It is the year 2032. A meteorite has damaged a power station on Mars. Thankfully, there are 16 Thymio robots on site, ready to restart the main generator. To accomplish the mission, which runs until 11 June, 180 teams of students between the ages of 8 and 18, from all over the world, will attempt to program the robots located on the surface of the red planet – or at EPFL, to be exact. “This year, we’re running 12 missions spread over three weeks. Each one involves between 10 and 16 teams and lasts for three hours,” say engineers Evgeniia Bonnet and Karen Jones, who are leading the project – dubbed Remote Rescue Thymio II (or R2T2 for short, in a nod to Star Wars) – at EPFL’s LEARN Center for Learning Sciences.
This international educational project was launched in 2015 as a way to encourage students to take an interest in STEM projects (science, technology, engineering and math). In 2021, it brought together more than 700 students from all over the world. Indeed, a communication campaign initiated this year has made the project better known. “We’ve set up a website with all the resources that the teams will need to prepare for the mission,” says Bonnet, a former aerospace engineer. “We’re also on hand to help teaching staff if they need us, although they’re expected to have a basic understanding of robotics and to be familiar with how the Thymio robot works.”
Below, a video produced during the first Mars missions of the R2T2 project
Problem solving and confidence building
The tasks are deliberately not easy, so the students also need to be fully prepared for the mission. “This is a hands-on exercise in problem solving, computational thinking and teamwork,” says Bonnet. “The 30-second communication delay between Mars (EPFL) and Earth (the classroom), means the students have to think before they act. If they get something wrong, they won’t realize it immediately – and mistakes cost time.” And because the classes are working together rather than against one another, every action affects the entire mission, not just one team.

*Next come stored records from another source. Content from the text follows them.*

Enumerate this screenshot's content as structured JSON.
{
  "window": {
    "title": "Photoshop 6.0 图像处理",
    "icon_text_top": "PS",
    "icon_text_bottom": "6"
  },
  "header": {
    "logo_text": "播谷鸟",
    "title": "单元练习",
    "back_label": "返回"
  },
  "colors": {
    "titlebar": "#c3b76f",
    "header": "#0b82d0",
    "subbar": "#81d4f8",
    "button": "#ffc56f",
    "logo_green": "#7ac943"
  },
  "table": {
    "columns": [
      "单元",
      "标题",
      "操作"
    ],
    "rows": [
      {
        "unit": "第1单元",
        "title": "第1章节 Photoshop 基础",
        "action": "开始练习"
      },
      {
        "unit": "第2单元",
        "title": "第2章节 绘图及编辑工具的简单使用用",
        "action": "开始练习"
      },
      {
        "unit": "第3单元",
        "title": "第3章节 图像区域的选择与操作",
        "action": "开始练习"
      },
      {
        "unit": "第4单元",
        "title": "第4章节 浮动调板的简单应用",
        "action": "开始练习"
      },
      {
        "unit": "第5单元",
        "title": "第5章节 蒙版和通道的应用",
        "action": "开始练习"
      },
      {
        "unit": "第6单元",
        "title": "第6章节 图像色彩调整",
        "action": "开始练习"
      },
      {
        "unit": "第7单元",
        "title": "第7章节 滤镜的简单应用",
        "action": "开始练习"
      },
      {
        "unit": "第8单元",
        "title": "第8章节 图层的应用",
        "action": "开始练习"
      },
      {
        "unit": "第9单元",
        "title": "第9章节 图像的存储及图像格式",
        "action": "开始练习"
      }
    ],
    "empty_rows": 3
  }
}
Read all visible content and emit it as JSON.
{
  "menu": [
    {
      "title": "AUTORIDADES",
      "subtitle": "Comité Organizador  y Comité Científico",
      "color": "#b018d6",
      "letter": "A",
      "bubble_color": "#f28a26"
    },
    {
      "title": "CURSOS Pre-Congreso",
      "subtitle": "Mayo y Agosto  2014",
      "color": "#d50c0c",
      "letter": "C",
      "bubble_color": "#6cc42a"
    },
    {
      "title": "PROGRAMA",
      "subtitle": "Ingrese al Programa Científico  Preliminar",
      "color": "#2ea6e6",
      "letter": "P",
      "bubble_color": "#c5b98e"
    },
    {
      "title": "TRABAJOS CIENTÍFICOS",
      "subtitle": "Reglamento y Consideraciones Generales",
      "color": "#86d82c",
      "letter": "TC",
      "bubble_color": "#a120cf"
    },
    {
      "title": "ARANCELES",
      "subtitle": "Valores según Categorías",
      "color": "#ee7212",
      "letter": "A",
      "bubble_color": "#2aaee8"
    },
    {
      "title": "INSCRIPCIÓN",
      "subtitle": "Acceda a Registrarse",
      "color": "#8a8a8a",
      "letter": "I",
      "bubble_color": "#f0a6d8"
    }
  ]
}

The participants, most of whom are between 10 and 12 years old, face a number of challenges: cooperating, being patient and communicating with speakers of other languages. Matilde Vianello, who teaches music, English and math at Nyon Léman elementary school, saw how her group of nine students rose to the occasion: “I run an optional, six-week Thymio course on Wednesday afternoons. The students who attended the first session were eager to keep going. So I suggested they take part in this mission. It was pitched at just the right level: not too easy, not too hard. What they found most difficult was reining in their impatience, thinking carefully about their strategy and running tests before issuing their instructions.”
Vianello’s group, mostly girls, formed three separate teams. “It was great to see the students growing in confidence and taking pride in their achievements,” she adds. “They also gained a lot from working with other teams. We took part in the mission with a team from Russia and they had to get organized to keep the communication flowing.” Vianello, who is largely self-taught after attending a one-day Thymio course in 2018, also learned from the experience. “The Mars Mission made me rethink how I plan step-by-step learning activities for my students,” she explains. “Tasks that include constraints – such as the communication delay designed by EPFL – really get the children thinking.”
Six key skills
Qualitative interviews were conducted with educators who took part in the R2T2 project. Commonly cited learning outcomes for students include collaboration, communication, computational thinking, critical thinking, creative problem solving and cross-cultural exchange.
Another widely reported benefit is that, because the mission is fun, students often forget that they’re learning. “This is a one-of-a-kind project that equips young people with the skills required for the 21st century,” says Jones. “Thymio makes robotics accessible to everyone. As a robotics engineer, I admit to having some initial doubts about its potential. I found it overly simplistic. But in fact, it offers a wealth of opportunities – and I’ve seen how it encourages my own children to be creative. Both the robot and this project are helping to inspire young people.” The Mars missions will be repeated next year and interested teachers will find all the necessary information on the project website.